## What is being asked
Copy nothing but the text: repeat each entry exactly and drop the images.

## Source data
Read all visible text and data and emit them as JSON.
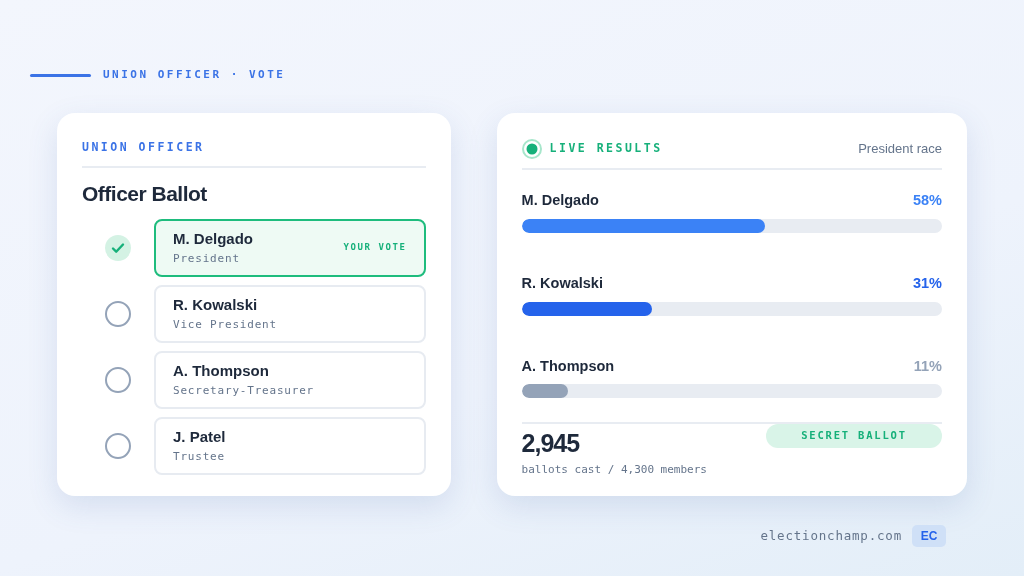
{
  "header": {
    "title": "UNION OFFICER · VOTE"
  },
  "ballot": {
    "eyebrow": "UNION OFFICER",
    "title": "Officer Ballot",
    "candidates": [
      {
        "name": "M. Delgado",
        "role": "President",
        "selected": true,
        "tag": "YOUR VOTE"
      },
      {
        "name": "R. Kowalski",
        "role": "Vice President",
        "selected": false
      },
      {
        "name": "A. Thompson",
        "role": "Secretary-Treasurer",
        "selected": false
      },
      {
        "name": "J. Patel",
        "role": "Trustee",
        "selected": false
      }
    ]
  },
  "results": {
    "title": "LIVE RESULTS",
    "race": "President race",
    "rows": [
      {
        "name": "M. Delgado",
        "percent": "58%",
        "level": 0.58,
        "color": "#3b82f6"
      },
      {
        "name": "R. Kowalski",
        "percent": "31%",
        "level": 0.31,
        "color": "#2563eb"
      },
      {
        "name": "A. Thompson",
        "percent": "11%",
        "level": 0.11,
        "color": "#94a3b8"
      }
    ],
    "total": "2,945",
    "total_caption": "ballots cast / 4,300 members",
    "badge": "SECRET BALLOT"
  },
  "footer": {
    "site": "electionchamp.com",
    "logo": "EC"
  }
}
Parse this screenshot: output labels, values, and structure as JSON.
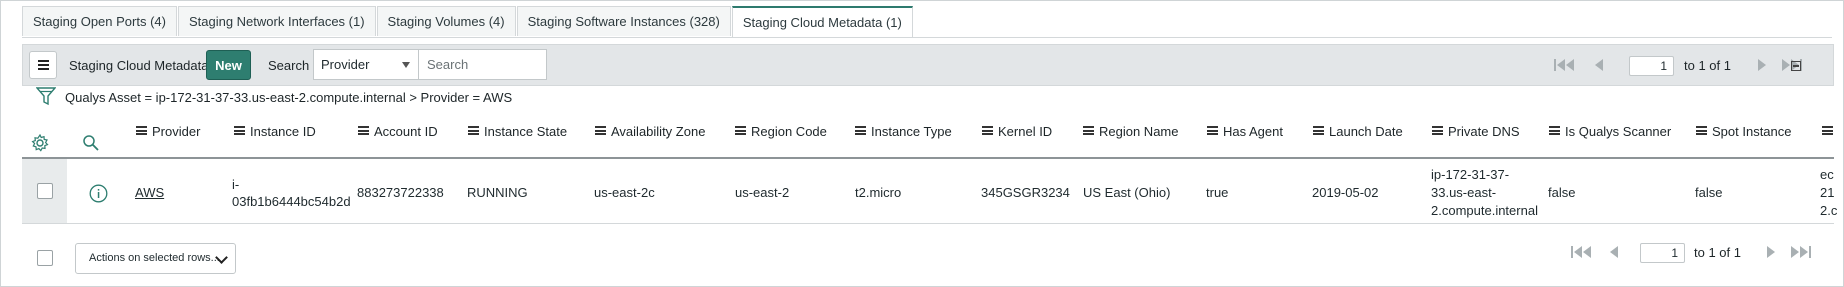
{
  "tabs": [
    {
      "label": "Staging Open Ports (4)"
    },
    {
      "label": "Staging Network Interfaces (1)"
    },
    {
      "label": "Staging Volumes (4)"
    },
    {
      "label": "Staging Software Instances (328)"
    },
    {
      "label": "Staging Cloud Metadata (1)",
      "active": true
    }
  ],
  "toolbar": {
    "list_title": "Staging Cloud Metadata",
    "new_label": "New",
    "search_label": "Search",
    "search_field": "Provider",
    "search_placeholder": "Search",
    "page_number": "1",
    "page_of": "to 1 of 1"
  },
  "breadcrumb": {
    "text": "Qualys Asset = ip-172-31-37-33.us-east-2.compute.internal  >  Provider = AWS"
  },
  "columns": [
    "Provider",
    "Instance ID",
    "Account ID",
    "Instance State",
    "Availability Zone",
    "Region Code",
    "Instance Type",
    "Kernel ID",
    "Region Name",
    "Has Agent",
    "Launch Date",
    "Private DNS",
    "Is Qualys Scanner",
    "Spot Instance"
  ],
  "rows": [
    {
      "provider": "AWS",
      "instance_id_1": "i-",
      "instance_id_2": "03fb1b6444bc54b2d",
      "account_id": "883273722338",
      "instance_state": "RUNNING",
      "availability_zone": "us-east-2c",
      "region_code": "us-east-2",
      "instance_type": "t2.micro",
      "kernel_id": "345GSGR3234",
      "region_name": "US East (Ohio)",
      "has_agent": "true",
      "launch_date": "2019-05-02",
      "private_dns_1": "ip-172-31-37-",
      "private_dns_2": "33.us-east-",
      "private_dns_3": "2.compute.internal",
      "is_qualys_scanner": "false",
      "spot_instance": "false",
      "clip_1": "ec",
      "clip_2": "21",
      "clip_3": "2.c"
    }
  ],
  "footer": {
    "actions_label": "Actions on selected rows...",
    "page_number": "1",
    "page_of": "to 1 of 1"
  },
  "colors": {
    "accent": "#2e7e70",
    "toolbar_bg": "#e3e6e8"
  },
  "icons": [
    "menu-icon",
    "filter-icon",
    "gear-icon",
    "search-icon",
    "info-icon",
    "first-page-icon",
    "prev-page-icon",
    "next-page-icon",
    "last-page-icon",
    "collapse-icon"
  ]
}
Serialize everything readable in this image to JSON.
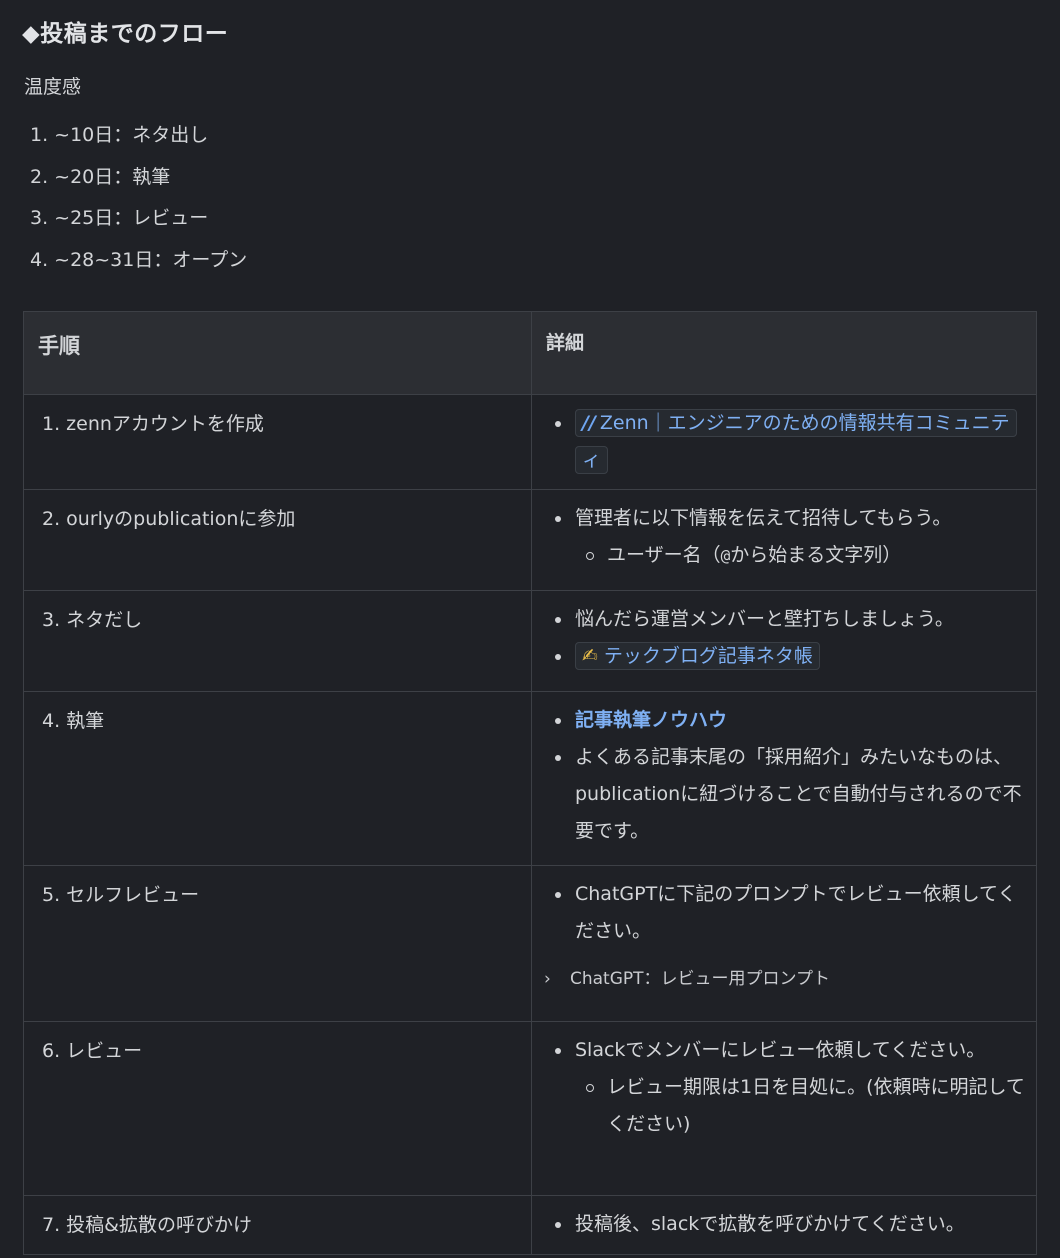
{
  "heading": "◆投稿までのフロー",
  "lead": "温度感",
  "timeline": [
    "1. ~10日：ネタ出し",
    "2. ~20日：執筆",
    "3. ~25日：レビュー",
    "4. ~28~31日：オープン"
  ],
  "table": {
    "headers": [
      "手順",
      "詳細"
    ],
    "rows": [
      {
        "step": "1. zennアカウントを作成",
        "link_icon": "zenn-logo-icon",
        "link": "Zenn｜エンジニアのための情報共有コミュニティ"
      },
      {
        "step": "2. ourlyのpublicationに参加",
        "bullet": "管理者に以下情報を伝えて招待してもらう。",
        "sub_prefix": "ユーザー名（",
        "sub_mono": "@",
        "sub_suffix": "から始まる文字列）"
      },
      {
        "step": "3. ネタだし",
        "bullet": "悩んだら運営メンバーと壁打ちしましょう。",
        "link_icon": "writing-hand-icon",
        "link_emoji": "✍",
        "link": "テックブログ記事ネタ帳"
      },
      {
        "step": "4. 執筆",
        "link": "記事執筆ノウハウ",
        "bullet": "よくある記事末尾の「採用紹介」みたいなものは、publicationに紐づけることで自動付与されるので不要です。"
      },
      {
        "step": "5. セルフレビュー",
        "bullet": "ChatGPTに下記のプロンプトでレビュー依頼してください。",
        "toggle": "ChatGPT：レビュー用プロンプト"
      },
      {
        "step": "6. レビュー",
        "bullet": "Slackでメンバーにレビュー依頼してください。",
        "sub": "レビュー期限は1日を目処に。(依頼時に明記してください)"
      },
      {
        "step": "7. 投稿&拡散の呼びかけ",
        "bullet": "投稿後、slackで拡散を呼びかけてください。"
      }
    ]
  }
}
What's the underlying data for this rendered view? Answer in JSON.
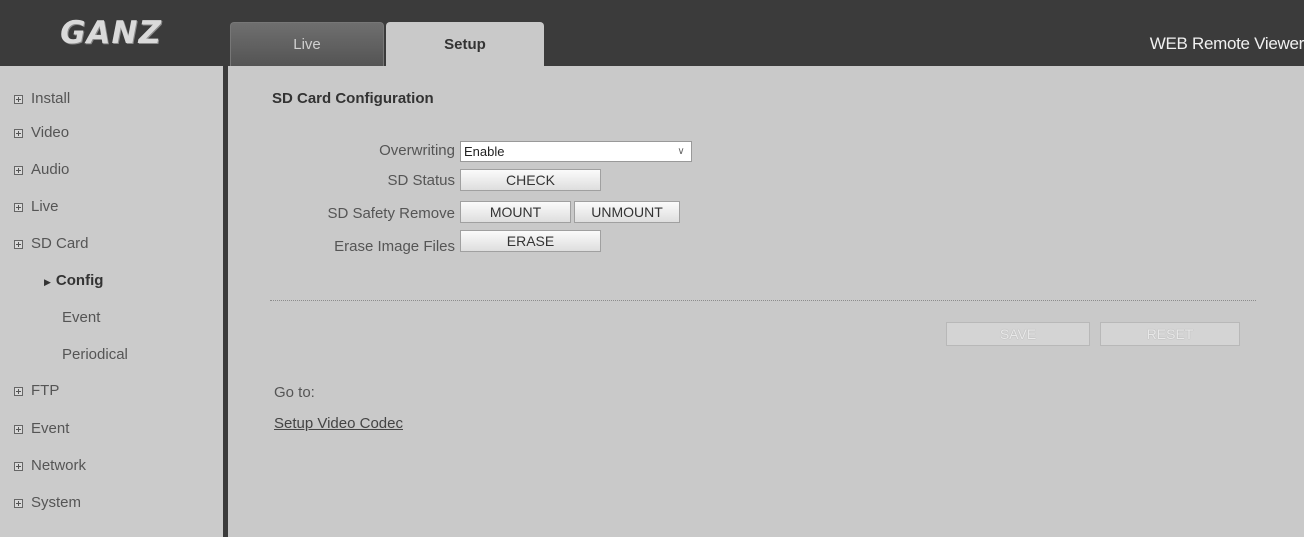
{
  "header": {
    "logo_text": "GANZ",
    "tabs": [
      {
        "label": "Live",
        "active": false
      },
      {
        "label": "Setup",
        "active": true
      }
    ],
    "app_title": "WEB Remote Viewer"
  },
  "sidebar": {
    "items": [
      {
        "label": "Install",
        "icon": "expand-plus-icon"
      },
      {
        "label": "Video",
        "icon": "expand-plus-icon"
      },
      {
        "label": "Audio",
        "icon": "expand-plus-icon"
      },
      {
        "label": "Live",
        "icon": "expand-plus-icon"
      },
      {
        "label": "SD Card",
        "icon": "expand-plus-icon",
        "expanded": true,
        "children": [
          {
            "label": "Config",
            "active": true
          },
          {
            "label": "Event"
          },
          {
            "label": "Periodical"
          }
        ]
      },
      {
        "label": "FTP",
        "icon": "expand-plus-icon"
      },
      {
        "label": "Event",
        "icon": "expand-plus-icon"
      },
      {
        "label": "Network",
        "icon": "expand-plus-icon"
      },
      {
        "label": "System",
        "icon": "expand-plus-icon"
      }
    ]
  },
  "main": {
    "title": "SD Card Configuration",
    "form": {
      "overwriting_label": "Overwriting",
      "overwriting_value": "Enable",
      "sd_status_label": "SD Status",
      "check_button": "CHECK",
      "safety_remove_label": "SD Safety Remove",
      "mount_button": "MOUNT",
      "unmount_button": "UNMOUNT",
      "erase_label": "Erase Image Files",
      "erase_button": "ERASE"
    },
    "save_button": "SAVE",
    "reset_button": "RESET",
    "goto_label": "Go to:",
    "goto_link": "Setup Video Codec"
  },
  "colors": {
    "header_bg": "#3b3b3b",
    "page_bg": "#c9c9c9"
  }
}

## Answer for the task
Read all visible text and data and emit them as JSON.
{
  "header": {
    "title": "UNION OFFICER · VOTE"
  },
  "ballot": {
    "eyebrow": "UNION OFFICER",
    "title": "Officer Ballot",
    "candidates": [
      {
        "name": "M. Delgado",
        "role": "President",
        "selected": true,
        "tag": "YOUR VOTE"
      },
      {
        "name": "R. Kowalski",
        "role": "Vice President",
        "selected": false
      },
      {
        "name": "A. Thompson",
        "role": "Secretary-Treasurer",
        "selected": false
      },
      {
        "name": "J. Patel",
        "role": "Trustee",
        "selected": false
      }
    ]
  },
  "results": {
    "title": "LIVE RESULTS",
    "race": "President race",
    "rows": [
      {
        "name": "M. Delgado",
        "percent": "58%",
        "level": 0.58,
        "color": "#3b82f6"
      },
      {
        "name": "R. Kowalski",
        "percent": "31%",
        "level": 0.31,
        "color": "#2563eb"
      },
      {
        "name": "A. Thompson",
        "percent": "11%",
        "level": 0.11,
        "color": "#94a3b8"
      }
    ],
    "total": "2,945",
    "total_caption": "ballots cast / 4,300 members",
    "badge": "SECRET BALLOT"
  },
  "footer": {
    "site": "electionchamp.com",
    "logo": "EC"
  }
}
Parse this screenshot: output labels, values, and structure as JSON.
{
  "tabs": [
    {
      "label": "Staging Open Ports (4)"
    },
    {
      "label": "Staging Network Interfaces (1)"
    },
    {
      "label": "Staging Volumes (4)"
    },
    {
      "label": "Staging Software Instances (328)"
    },
    {
      "label": "Staging Cloud Metadata (1)",
      "active": true
    }
  ],
  "toolbar": {
    "list_title": "Staging Cloud Metadata",
    "new_label": "New",
    "search_label": "Search",
    "search_field": "Provider",
    "search_placeholder": "Search",
    "page_number": "1",
    "page_of": "to 1 of 1"
  },
  "breadcrumb": {
    "text": "Qualys Asset = ip-172-31-37-33.us-east-2.compute.internal  >  Provider = AWS"
  },
  "columns": [
    "Provider",
    "Instance ID",
    "Account ID",
    "Instance State",
    "Availability Zone",
    "Region Code",
    "Instance Type",
    "Kernel ID",
    "Region Name",
    "Has Agent",
    "Launch Date",
    "Private DNS",
    "Is Qualys Scanner",
    "Spot Instance"
  ],
  "rows": [
    {
      "provider": "AWS",
      "instance_id_1": "i-",
      "instance_id_2": "03fb1b6444bc54b2d",
      "account_id": "883273722338",
      "instance_state": "RUNNING",
      "availability_zone": "us-east-2c",
      "region_code": "us-east-2",
      "instance_type": "t2.micro",
      "kernel_id": "345GSGR3234",
      "region_name": "US East (Ohio)",
      "has_agent": "true",
      "launch_date": "2019-05-02",
      "private_dns_1": "ip-172-31-37-",
      "private_dns_2": "33.us-east-",
      "private_dns_3": "2.compute.internal",
      "is_qualys_scanner": "false",
      "spot_instance": "false",
      "clip_1": "ec",
      "clip_2": "21",
      "clip_3": "2.c"
    }
  ],
  "footer": {
    "actions_label": "Actions on selected rows...",
    "page_number": "1",
    "page_of": "to 1 of 1"
  },
  "colors": {
    "accent": "#2e7e70",
    "toolbar_bg": "#e3e6e8"
  },
  "icons": [
    "menu-icon",
    "filter-icon",
    "gear-icon",
    "search-icon",
    "info-icon",
    "first-page-icon",
    "prev-page-icon",
    "next-page-icon",
    "last-page-icon",
    "collapse-icon"
  ]
}
Serialize everything readable in this image to JSON.
{
  "heading": "◆投稿までのフロー",
  "lead": "温度感",
  "timeline": [
    "1. ~10日：ネタ出し",
    "2. ~20日：執筆",
    "3. ~25日：レビュー",
    "4. ~28~31日：オープン"
  ],
  "table": {
    "headers": [
      "手順",
      "詳細"
    ],
    "rows": [
      {
        "step": "1. zennアカウントを作成",
        "link_icon": "zenn-logo-icon",
        "link": "Zenn｜エンジニアのための情報共有コミュニティ"
      },
      {
        "step": "2. ourlyのpublicationに参加",
        "bullet": "管理者に以下情報を伝えて招待してもらう。",
        "sub_prefix": "ユーザー名（",
        "sub_mono": "@",
        "sub_suffix": "から始まる文字列）"
      },
      {
        "step": "3. ネタだし",
        "bullet": "悩んだら運営メンバーと壁打ちしましょう。",
        "link_icon": "writing-hand-icon",
        "link_emoji": "✍",
        "link": "テックブログ記事ネタ帳"
      },
      {
        "step": "4. 執筆",
        "link": "記事執筆ノウハウ",
        "bullet": "よくある記事末尾の「採用紹介」みたいなものは、publicationに紐づけることで自動付与されるので不要です。"
      },
      {
        "step": "5. セルフレビュー",
        "bullet": "ChatGPTに下記のプロンプトでレビュー依頼してください。",
        "toggle": "ChatGPT：レビュー用プロンプト"
      },
      {
        "step": "6. レビュー",
        "bullet": "Slackでメンバーにレビュー依頼してください。",
        "sub": "レビュー期限は1日を目処に。(依頼時に明記してください)"
      },
      {
        "step": "7. 投稿&拡散の呼びかけ",
        "bullet": "投稿後、slackで拡散を呼びかけてください。"
      }
    ]
  }
}
What's the underlying data for this rendered view? Answer in JSON.
{
  "header": {
    "logo_text": "GANZ",
    "tabs": [
      {
        "label": "Live",
        "active": false
      },
      {
        "label": "Setup",
        "active": true
      }
    ],
    "app_title": "WEB Remote Viewer"
  },
  "sidebar": {
    "items": [
      {
        "label": "Install",
        "icon": "expand-plus-icon"
      },
      {
        "label": "Video",
        "icon": "expand-plus-icon"
      },
      {
        "label": "Audio",
        "icon": "expand-plus-icon"
      },
      {
        "label": "Live",
        "icon": "expand-plus-icon"
      },
      {
        "label": "SD Card",
        "icon": "expand-plus-icon",
        "expanded": true,
        "children": [
          {
            "label": "Config",
            "active": true
          },
          {
            "label": "Event"
          },
          {
            "label": "Periodical"
          }
        ]
      },
      {
        "label": "FTP",
        "icon": "expand-plus-icon"
      },
      {
        "label": "Event",
        "icon": "expand-plus-icon"
      },
      {
        "label": "Network",
        "icon": "expand-plus-icon"
      },
      {
        "label": "System",
        "icon": "expand-plus-icon"
      }
    ]
  },
  "main": {
    "title": "SD Card Configuration",
    "form": {
      "overwriting_label": "Overwriting",
      "overwriting_value": "Enable",
      "sd_status_label": "SD Status",
      "check_button": "CHECK",
      "safety_remove_label": "SD Safety Remove",
      "mount_button": "MOUNT",
      "unmount_button": "UNMOUNT",
      "erase_label": "Erase Image Files",
      "erase_button": "ERASE"
    },
    "save_button": "SAVE",
    "reset_button": "RESET",
    "goto_label": "Go to:",
    "goto_link": "Setup Video Codec"
  },
  "colors": {
    "header_bg": "#3b3b3b",
    "page_bg": "#c9c9c9"
  }
}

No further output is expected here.